Ask most people what they lust after and the likely answer is chocolate. Ravishing a candy bar or a cup of hot cocoa, chocoholics claim to have chocasms. Chocolate lust is so intense that informal surveys in Europe and the United States report that about half their female participants prefer chocolate to sex.
One good explanation for this is that chocolate consumption is so often compared to sexual consummation, or a precursor thereof. But here’s the rub: there’s no proof that chocolate will lift the libido. If it has any amorous properties, they’re limited and vary from person to person. As detailed in BLONDES, chocolate contains neurotransmitters that might have a minor effect on the brain, but the scant amount in chocolate is rapidly metabolized. Chocolate is also a minor stimulant due to a caffeine-like property, and it contains the anti-clotting agent flavanol. Yes, it may be good for your heart, but researchers found no difference in sexual arousal between women who eat three servings of daily and none at all.
So why do many women say they’d rather unwrap a candy bar than roll in the sheets? Chocolate never disappoints is a glib answer, but there is something to be said for reliable pick-me-ups. The addition of sugar and fat in chocolate bars can raise your serotonin and dopamine levels, which lift your mood and energy levels. The stuff hits the reward-and-addiction circuits of the brain in the way that sex and other rewarding experiences do.
But why are there more female than male chocoholics? One theory is that serotonin levels are low in premenstrual women, and chocolate is a sweet way to perk ourselves up. (In fact, women’s desire for chocolate does seem to follow menstrual patterns.) But if that were so, wouldn’t any carbohydrate do — why crave chocolate and not candy canes? The answer could be that chocolate is unique. It has an unrivaled texture, aroma, and mouth-feel. It’s silken, sinful, and indulgent. Aided and abetted by (the serotonin-enhancing) milk and butter, it’s also a tactile marvel — it literally melts to your touch. It’s rich, complex, and sensual.

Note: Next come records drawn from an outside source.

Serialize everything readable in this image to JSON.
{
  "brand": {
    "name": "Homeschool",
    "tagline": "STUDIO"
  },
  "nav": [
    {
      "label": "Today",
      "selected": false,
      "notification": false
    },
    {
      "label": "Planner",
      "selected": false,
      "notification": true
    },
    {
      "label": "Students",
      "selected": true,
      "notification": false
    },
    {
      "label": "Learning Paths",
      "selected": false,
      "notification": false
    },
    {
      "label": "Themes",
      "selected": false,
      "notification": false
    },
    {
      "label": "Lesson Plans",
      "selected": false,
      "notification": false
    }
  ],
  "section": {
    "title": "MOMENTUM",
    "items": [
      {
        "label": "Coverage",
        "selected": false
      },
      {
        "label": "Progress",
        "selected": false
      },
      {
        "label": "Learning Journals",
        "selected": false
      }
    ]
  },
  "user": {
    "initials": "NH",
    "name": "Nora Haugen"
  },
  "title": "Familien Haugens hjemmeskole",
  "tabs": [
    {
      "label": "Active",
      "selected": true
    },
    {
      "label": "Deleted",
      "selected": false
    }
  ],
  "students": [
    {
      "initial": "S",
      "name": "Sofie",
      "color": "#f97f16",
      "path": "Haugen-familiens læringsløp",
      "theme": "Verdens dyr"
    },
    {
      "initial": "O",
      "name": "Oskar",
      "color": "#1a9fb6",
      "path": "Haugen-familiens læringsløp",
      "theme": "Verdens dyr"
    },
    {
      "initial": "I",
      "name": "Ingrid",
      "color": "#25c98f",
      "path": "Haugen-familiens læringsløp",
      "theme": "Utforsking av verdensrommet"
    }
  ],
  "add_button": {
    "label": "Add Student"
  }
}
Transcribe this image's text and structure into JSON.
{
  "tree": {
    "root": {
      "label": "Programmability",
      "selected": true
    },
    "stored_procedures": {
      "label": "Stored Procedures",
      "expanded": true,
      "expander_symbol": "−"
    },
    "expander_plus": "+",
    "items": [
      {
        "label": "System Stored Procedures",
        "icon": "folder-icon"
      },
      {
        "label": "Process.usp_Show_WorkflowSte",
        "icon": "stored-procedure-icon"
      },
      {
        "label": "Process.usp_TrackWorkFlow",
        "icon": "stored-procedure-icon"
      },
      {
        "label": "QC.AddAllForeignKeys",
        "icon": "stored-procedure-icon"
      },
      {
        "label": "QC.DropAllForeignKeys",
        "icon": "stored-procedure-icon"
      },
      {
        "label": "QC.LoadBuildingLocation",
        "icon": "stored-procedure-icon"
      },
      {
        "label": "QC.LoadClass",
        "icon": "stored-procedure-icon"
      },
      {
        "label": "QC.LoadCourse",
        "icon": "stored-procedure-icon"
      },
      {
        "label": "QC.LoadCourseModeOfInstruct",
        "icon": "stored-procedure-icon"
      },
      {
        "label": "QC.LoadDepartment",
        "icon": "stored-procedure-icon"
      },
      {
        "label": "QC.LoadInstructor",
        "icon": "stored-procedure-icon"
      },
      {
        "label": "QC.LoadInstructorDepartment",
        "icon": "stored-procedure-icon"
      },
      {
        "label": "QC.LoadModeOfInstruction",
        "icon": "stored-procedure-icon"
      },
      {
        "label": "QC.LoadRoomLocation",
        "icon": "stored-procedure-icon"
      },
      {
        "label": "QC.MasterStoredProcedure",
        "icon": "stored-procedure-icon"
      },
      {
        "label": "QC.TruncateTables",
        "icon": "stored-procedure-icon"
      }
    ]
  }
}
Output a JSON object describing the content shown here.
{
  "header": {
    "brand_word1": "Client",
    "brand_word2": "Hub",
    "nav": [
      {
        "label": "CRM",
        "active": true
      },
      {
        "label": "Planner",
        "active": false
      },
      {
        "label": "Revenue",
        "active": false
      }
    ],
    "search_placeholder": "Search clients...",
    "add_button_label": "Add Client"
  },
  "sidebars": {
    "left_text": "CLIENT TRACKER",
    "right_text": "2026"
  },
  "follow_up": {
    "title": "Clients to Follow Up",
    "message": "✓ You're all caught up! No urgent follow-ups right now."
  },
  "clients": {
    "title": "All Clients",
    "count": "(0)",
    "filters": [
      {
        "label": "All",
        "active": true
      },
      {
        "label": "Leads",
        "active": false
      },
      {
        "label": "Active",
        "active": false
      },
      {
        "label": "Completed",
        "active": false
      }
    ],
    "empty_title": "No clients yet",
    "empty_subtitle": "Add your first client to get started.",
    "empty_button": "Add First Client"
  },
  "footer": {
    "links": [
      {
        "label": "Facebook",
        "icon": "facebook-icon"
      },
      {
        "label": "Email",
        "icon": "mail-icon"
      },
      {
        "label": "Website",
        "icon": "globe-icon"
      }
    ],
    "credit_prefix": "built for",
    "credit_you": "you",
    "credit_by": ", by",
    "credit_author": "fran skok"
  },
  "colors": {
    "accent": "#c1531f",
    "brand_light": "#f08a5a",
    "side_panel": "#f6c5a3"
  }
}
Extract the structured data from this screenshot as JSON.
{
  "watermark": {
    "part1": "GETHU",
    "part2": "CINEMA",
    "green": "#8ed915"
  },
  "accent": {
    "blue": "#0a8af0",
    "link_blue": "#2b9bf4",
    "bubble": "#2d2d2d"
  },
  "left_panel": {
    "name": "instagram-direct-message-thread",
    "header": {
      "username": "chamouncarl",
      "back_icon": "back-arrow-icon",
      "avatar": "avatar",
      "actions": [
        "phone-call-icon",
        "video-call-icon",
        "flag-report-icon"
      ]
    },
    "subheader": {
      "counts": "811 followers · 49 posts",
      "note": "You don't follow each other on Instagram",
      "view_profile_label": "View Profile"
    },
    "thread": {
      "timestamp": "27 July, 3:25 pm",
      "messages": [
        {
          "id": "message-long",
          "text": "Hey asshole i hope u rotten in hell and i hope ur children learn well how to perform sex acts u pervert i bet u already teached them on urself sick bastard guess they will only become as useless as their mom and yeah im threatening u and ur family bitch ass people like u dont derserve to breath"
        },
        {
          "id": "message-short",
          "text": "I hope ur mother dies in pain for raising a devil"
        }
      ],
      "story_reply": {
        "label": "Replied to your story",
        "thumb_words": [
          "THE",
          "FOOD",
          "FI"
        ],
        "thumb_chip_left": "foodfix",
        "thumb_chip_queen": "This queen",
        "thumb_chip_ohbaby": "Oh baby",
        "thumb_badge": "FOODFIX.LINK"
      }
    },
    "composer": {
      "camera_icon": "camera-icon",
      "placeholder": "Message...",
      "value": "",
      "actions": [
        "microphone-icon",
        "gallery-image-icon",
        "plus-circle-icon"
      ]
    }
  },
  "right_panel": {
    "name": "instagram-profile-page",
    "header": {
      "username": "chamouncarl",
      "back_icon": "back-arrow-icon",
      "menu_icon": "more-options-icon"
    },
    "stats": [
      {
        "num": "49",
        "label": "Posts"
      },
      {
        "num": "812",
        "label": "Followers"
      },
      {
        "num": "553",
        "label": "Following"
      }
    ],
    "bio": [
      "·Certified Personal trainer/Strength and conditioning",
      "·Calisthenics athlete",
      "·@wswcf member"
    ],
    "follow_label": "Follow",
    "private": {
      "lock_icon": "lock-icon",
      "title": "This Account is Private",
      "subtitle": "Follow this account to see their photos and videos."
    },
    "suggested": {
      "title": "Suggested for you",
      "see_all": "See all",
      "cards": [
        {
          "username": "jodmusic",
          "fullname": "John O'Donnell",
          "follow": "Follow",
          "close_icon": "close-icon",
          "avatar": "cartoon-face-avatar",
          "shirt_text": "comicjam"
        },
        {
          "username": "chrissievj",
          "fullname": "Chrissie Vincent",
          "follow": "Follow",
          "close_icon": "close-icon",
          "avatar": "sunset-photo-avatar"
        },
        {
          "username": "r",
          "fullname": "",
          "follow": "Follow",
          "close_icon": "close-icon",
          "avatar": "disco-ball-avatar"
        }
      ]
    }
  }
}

Perhaps the proper question is not how chocolate compares to sex. Ask instead how your lovers could be more like chocolate.